Elevate Your Toxicity Assays: New Models with Biological Relevance and PredictabilityApril 08, 2021, at 12:00 PM ET
Designing cell-based toxicity assays can be challenging; large numbers of cells are needed to satisfy the throughput of the assay, yet the cells must be physiologically relevant for the assay to be predictive. While primary cells exhibit the highest biological relevance, hTERT-immortalized primary cells exhibit the growth characteristics of continuous cell lines with physiological attributes of primary cells. In this webinar ATCC scientists discuss the characteristics and utility of various respiratory, skin, and kidney models in toxicological assays. Additionally, the speakers present data that demonstrates that these modified primary cells are effective tools that provide tissue-relevant results and reproducibility for any cell-based assay, including toxicology assays.
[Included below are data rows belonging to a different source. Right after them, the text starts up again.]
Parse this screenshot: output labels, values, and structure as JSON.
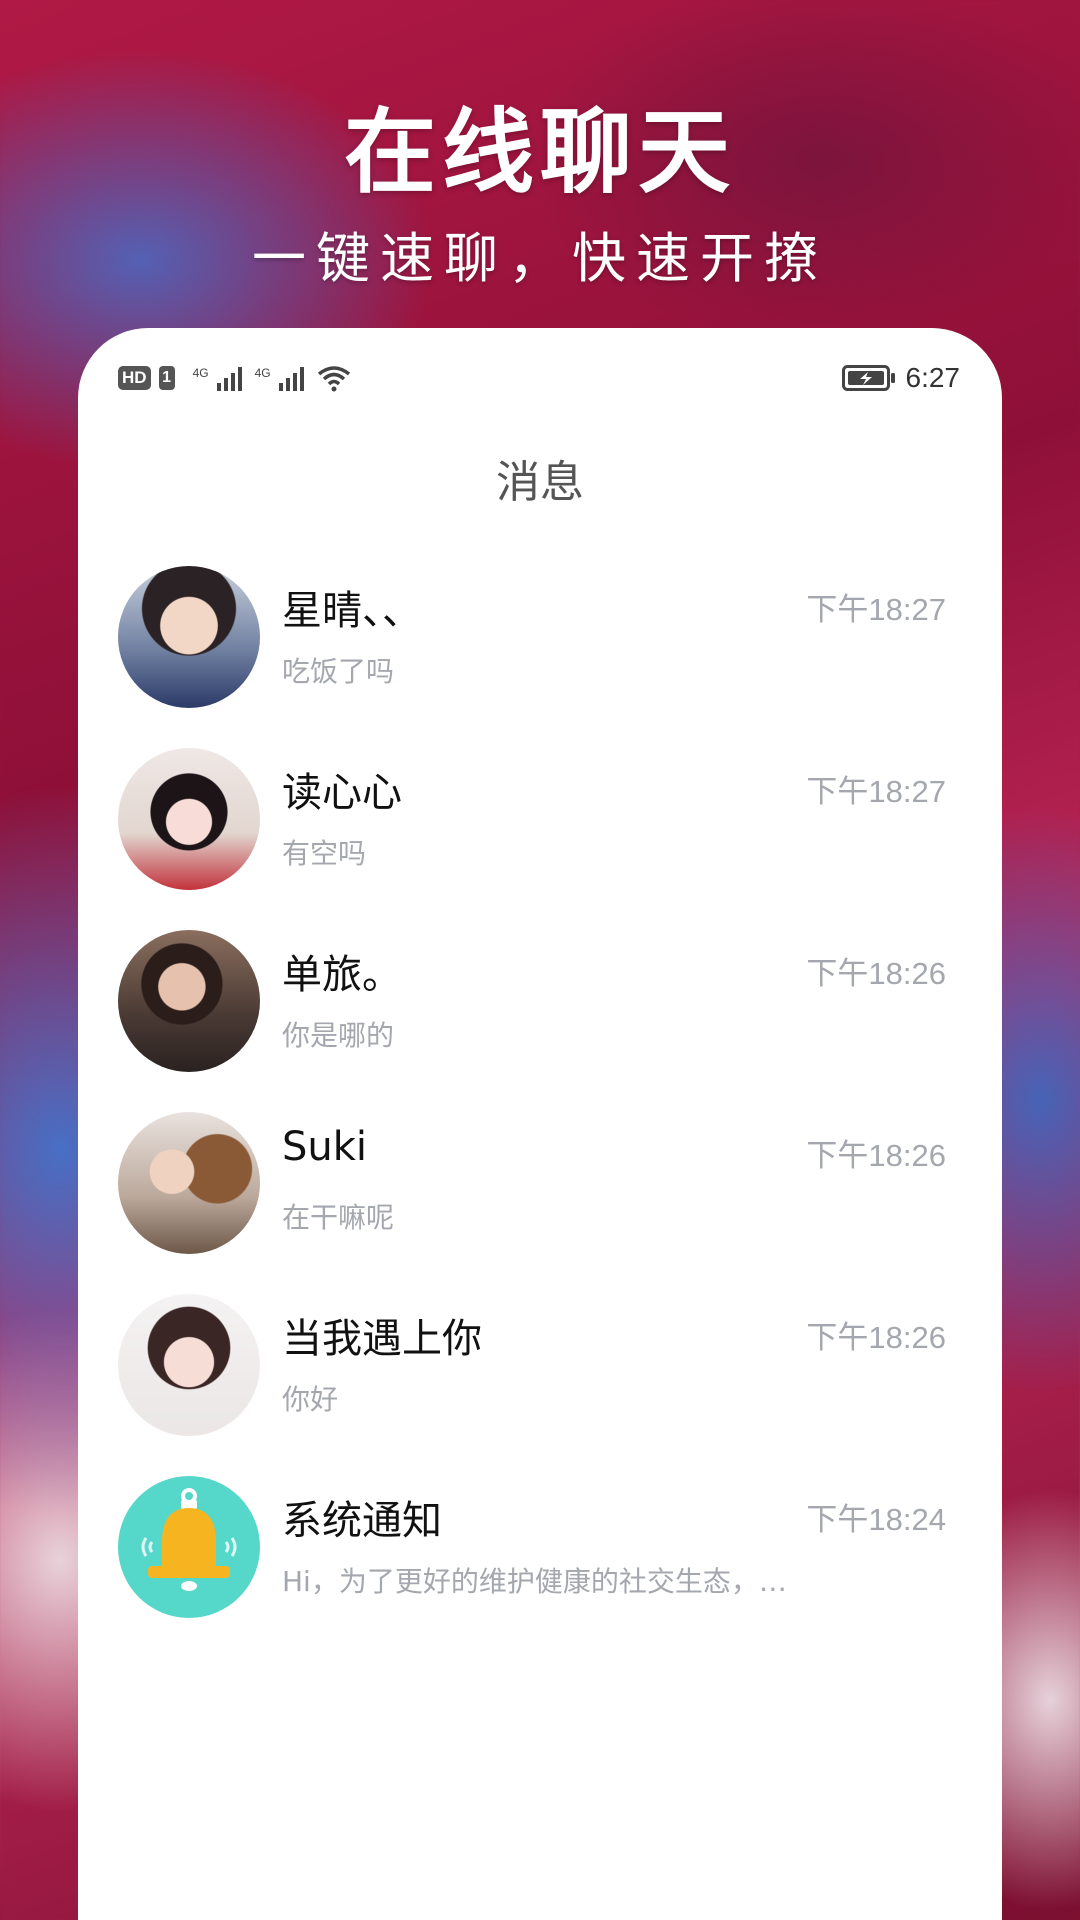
{
  "hero": {
    "title": "在线聊天",
    "subtitle": "一键速聊，快速开撩"
  },
  "status_bar": {
    "hd": "HD",
    "sim": "1",
    "net1": "4G",
    "net2": "4G",
    "time": "6:27",
    "icons": [
      "hd-icon",
      "sim-icon",
      "signal-icon",
      "signal-icon",
      "wifi-icon",
      "battery-charging-icon"
    ]
  },
  "page": {
    "title": "消息"
  },
  "conversations": [
    {
      "name": "星晴、、",
      "time": "下午18:27",
      "preview": "吃饭了吗",
      "avatar": "avatar-photo"
    },
    {
      "name": "读心心",
      "time": "下午18:27",
      "preview": "有空吗",
      "avatar": "avatar-photo"
    },
    {
      "name": "单旅。",
      "time": "下午18:26",
      "preview": "你是哪的",
      "avatar": "avatar-photo"
    },
    {
      "name": "Suki",
      "time": "下午18:26",
      "preview": "在干嘛呢",
      "avatar": "avatar-photo"
    },
    {
      "name": "当我遇上你",
      "time": "下午18:26",
      "preview": "你好",
      "avatar": "avatar-photo"
    },
    {
      "name": "系统通知",
      "time": "下午18:24",
      "preview": "Hi，为了更好的维护健康的社交生态，…",
      "avatar": "bell-icon"
    }
  ],
  "colors": {
    "card": "#ffffff",
    "name_text": "#111111",
    "meta_text": "#a4a7ae",
    "bell_bg": "#55d8c9",
    "bell_body": "#f6b420"
  }
}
- hTERT-immortalized primary cells are comparable to primary cells regarding physiological relevance, but are able to avoid replicative senescence
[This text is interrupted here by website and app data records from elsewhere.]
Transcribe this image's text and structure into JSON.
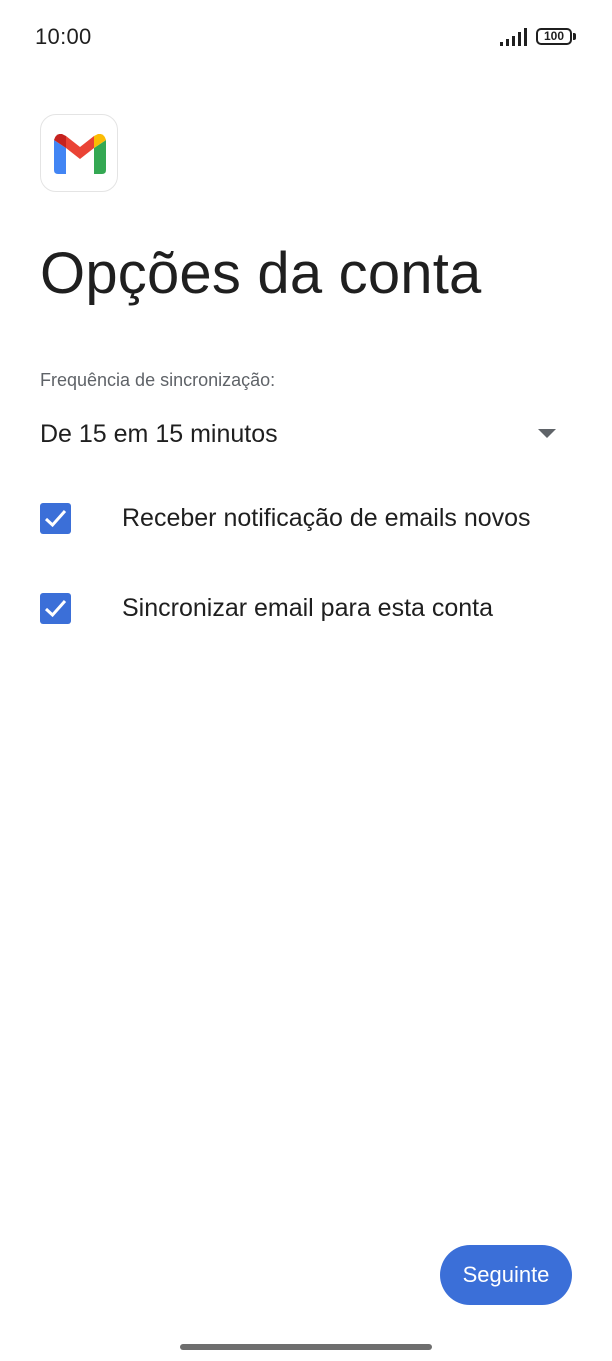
{
  "status_bar": {
    "time": "10:00",
    "battery": "100"
  },
  "app": {
    "logo_icon": "gmail-logo-icon"
  },
  "page": {
    "title": "Opções da conta"
  },
  "sync": {
    "label": "Frequência de sincronização:",
    "selected_value": "De 15 em 15 minutos"
  },
  "options": [
    {
      "label": "Receber notificação de emails novos",
      "checked": true
    },
    {
      "label": "Sincronizar email para esta conta",
      "checked": true
    }
  ],
  "footer": {
    "next_label": "Seguinte"
  },
  "colors": {
    "accent": "#3b6fd8",
    "text": "#1f1f1f",
    "secondary_text": "#5f6368"
  }
}
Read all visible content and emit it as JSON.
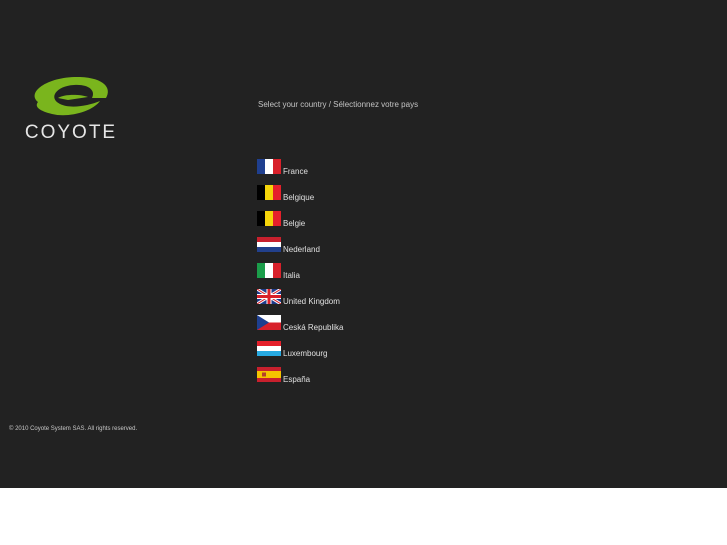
{
  "brand": {
    "name": "COYOTE",
    "logo_green": "#7ab51d",
    "background": "#222222"
  },
  "prompt": "Select your country / Sélectionnez votre pays",
  "countries": [
    {
      "label": "France",
      "flag": "flag-france-icon"
    },
    {
      "label": "Belgique",
      "flag": "flag-belgium-icon"
    },
    {
      "label": "Belgie",
      "flag": "flag-belgium-icon"
    },
    {
      "label": "Nederland",
      "flag": "flag-netherlands-icon"
    },
    {
      "label": "Italia",
      "flag": "flag-italy-icon"
    },
    {
      "label": "United Kingdom",
      "flag": "flag-uk-icon"
    },
    {
      "label": "Ceská Republika",
      "flag": "flag-czech-icon"
    },
    {
      "label": "Luxembourg",
      "flag": "flag-luxembourg-icon"
    },
    {
      "label": "España",
      "flag": "flag-spain-icon"
    }
  ],
  "footer": "© 2010 Coyote System SAS. All rights reserved."
}
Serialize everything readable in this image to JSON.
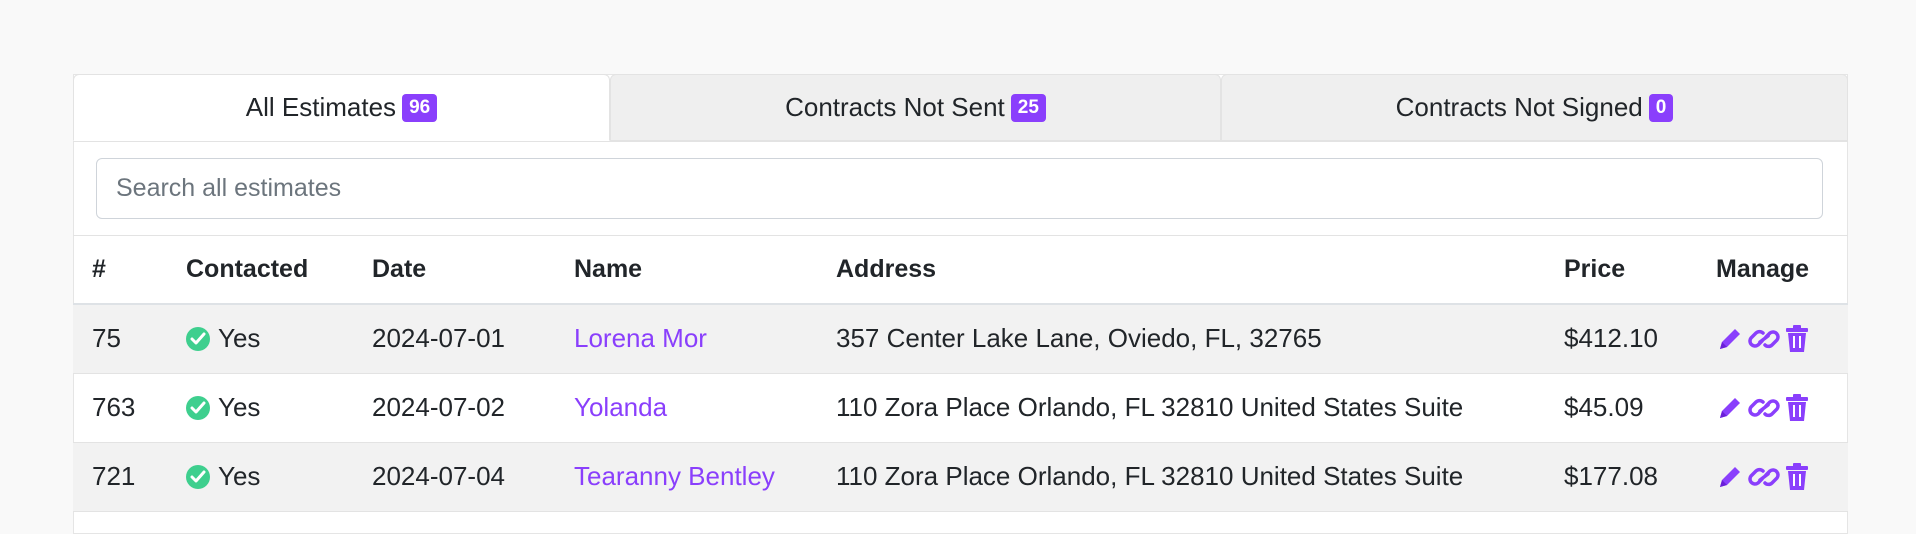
{
  "tabs": [
    {
      "label": "All Estimates",
      "count": "96",
      "active": true
    },
    {
      "label": "Contracts Not Sent",
      "count": "25",
      "active": false
    },
    {
      "label": "Contracts Not Signed",
      "count": "0",
      "active": false
    }
  ],
  "search": {
    "placeholder": "Search all estimates",
    "value": ""
  },
  "table": {
    "columns": [
      "#",
      "Contacted",
      "Date",
      "Name",
      "Address",
      "Price",
      "Manage"
    ],
    "rows": [
      {
        "id": "75",
        "contacted": "Yes",
        "date": "2024-07-01",
        "name": "Lorena Mor",
        "address": "357 Center Lake Lane, Oviedo, FL, 32765",
        "price": "$412.10"
      },
      {
        "id": "763",
        "contacted": "Yes",
        "date": "2024-07-02",
        "name": "Yolanda",
        "address": "110 Zora Place Orlando, FL 32810 United States Suite",
        "price": "$45.09"
      },
      {
        "id": "721",
        "contacted": "Yes",
        "date": "2024-07-04",
        "name": "Tearanny Bentley",
        "address": "110 Zora Place Orlando, FL 32810 United States Suite",
        "price": "$177.08"
      }
    ]
  },
  "icons": {
    "contacted": "check-circle-icon",
    "edit": "pencil-icon",
    "link": "link-icon",
    "delete": "trash-icon"
  },
  "colors": {
    "accent": "#8a3ffc",
    "success": "#3ecf8e"
  }
}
- Using well-characterized hTERT-immortalized cells, ATCC has created credible cell models for toxicological studies on the kidney, skin, and airway
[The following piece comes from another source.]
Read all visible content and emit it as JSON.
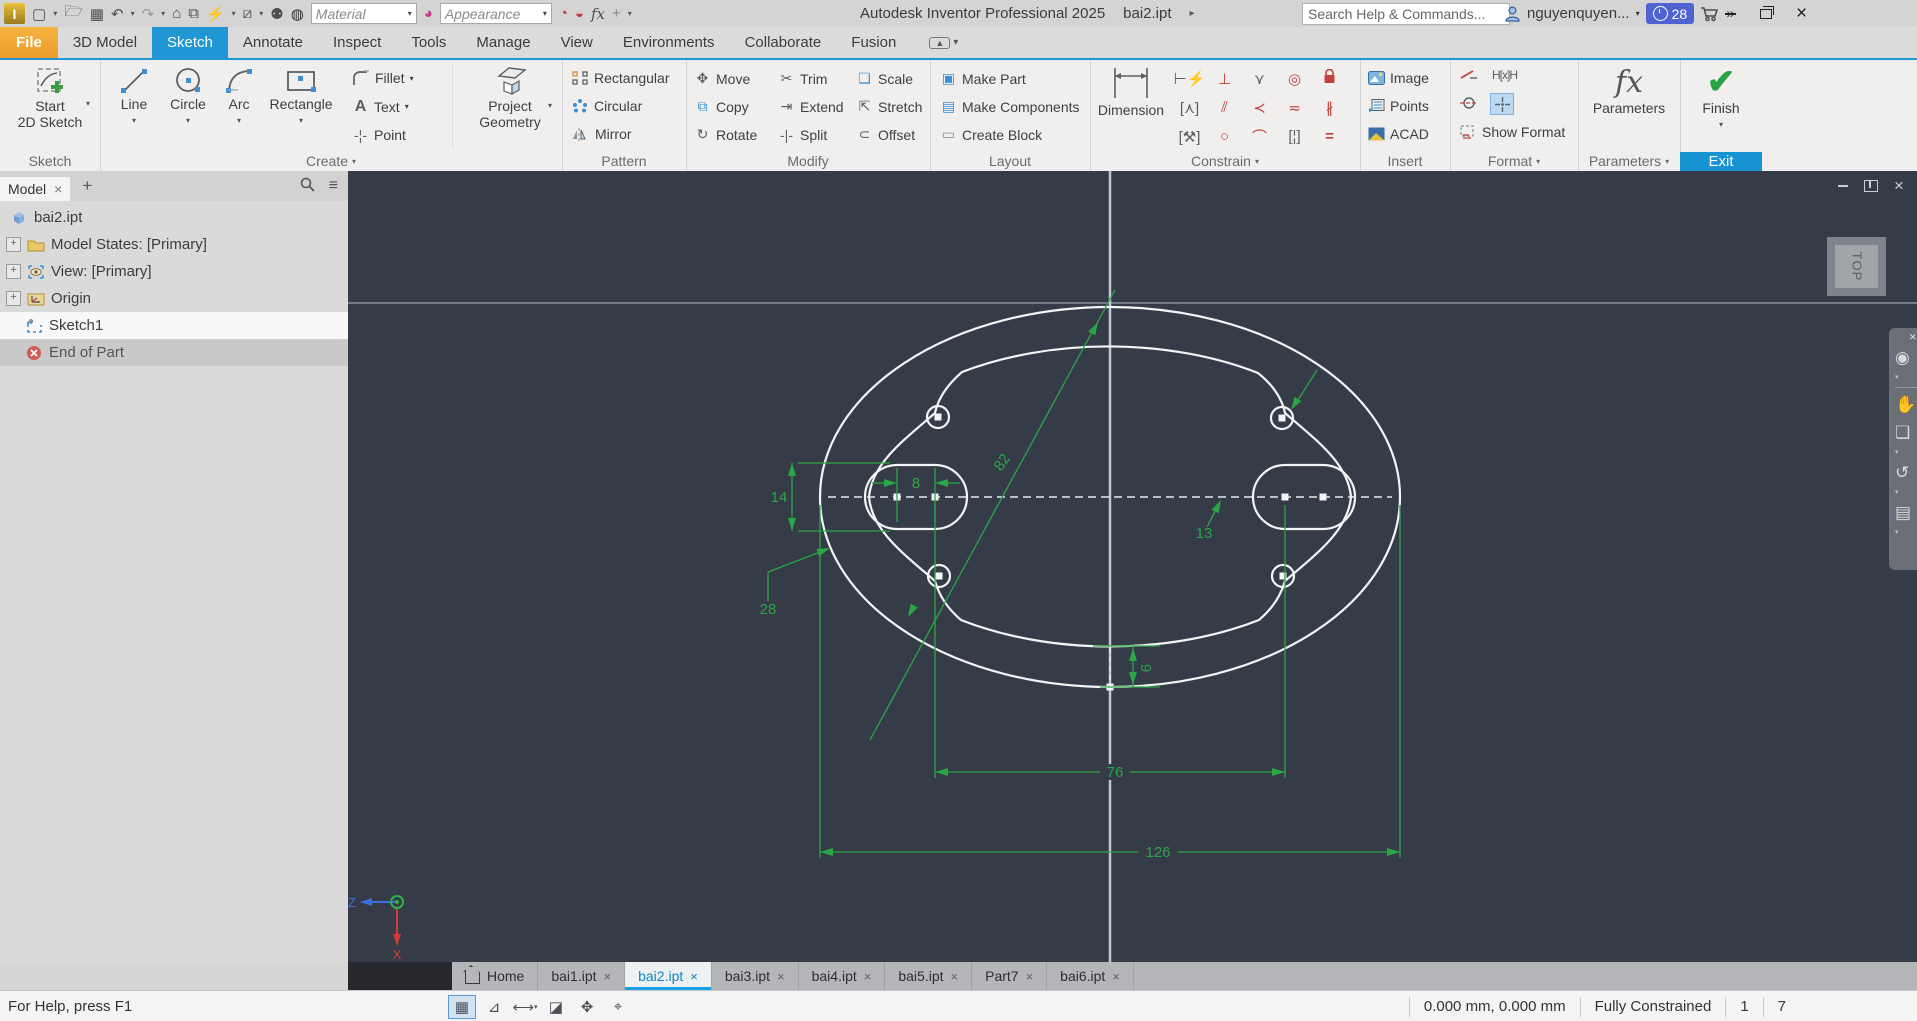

- Our data show that these modified primary cells are effective tools that provide tissue-relevant results and reproducibility for any cell-based assay, including toxicology assays
Kevin Grady, BS
Manager, Product Management, ATCC
Kevin Grady is the Manager of Product Management at ATCC. He has been with ATCC for 8 years; prior to ATCC, he held positions at Lonza as Global Product Manager and Director of Scientific Support. Kevin has a long history in the life science industry additionally serving as Director of Scientific Support at Amaxa and Manager of Technical Support at Life Technologies. Mr. Grady has always found great satisfaction in helping researchers learn how to use available products and tools to be more productive and successful in reaching their research goals.
Kevin Tyo, PhD
Dr. Kevin Tyo is a Scientist in Research and Development at ATCC with over 10 years of experience in biological research. In his current role, Dr. Tyo develops and evaluates advanced in vitro co-culture models, as well as conducts toxicological testing. Dr. Tyo received his Ph.D. in Pharmacology and Toxicology from the University of Louisville in 2019, where he designed and tested topical drug delivery platforms that provided sustained release of antiviral therapeutics.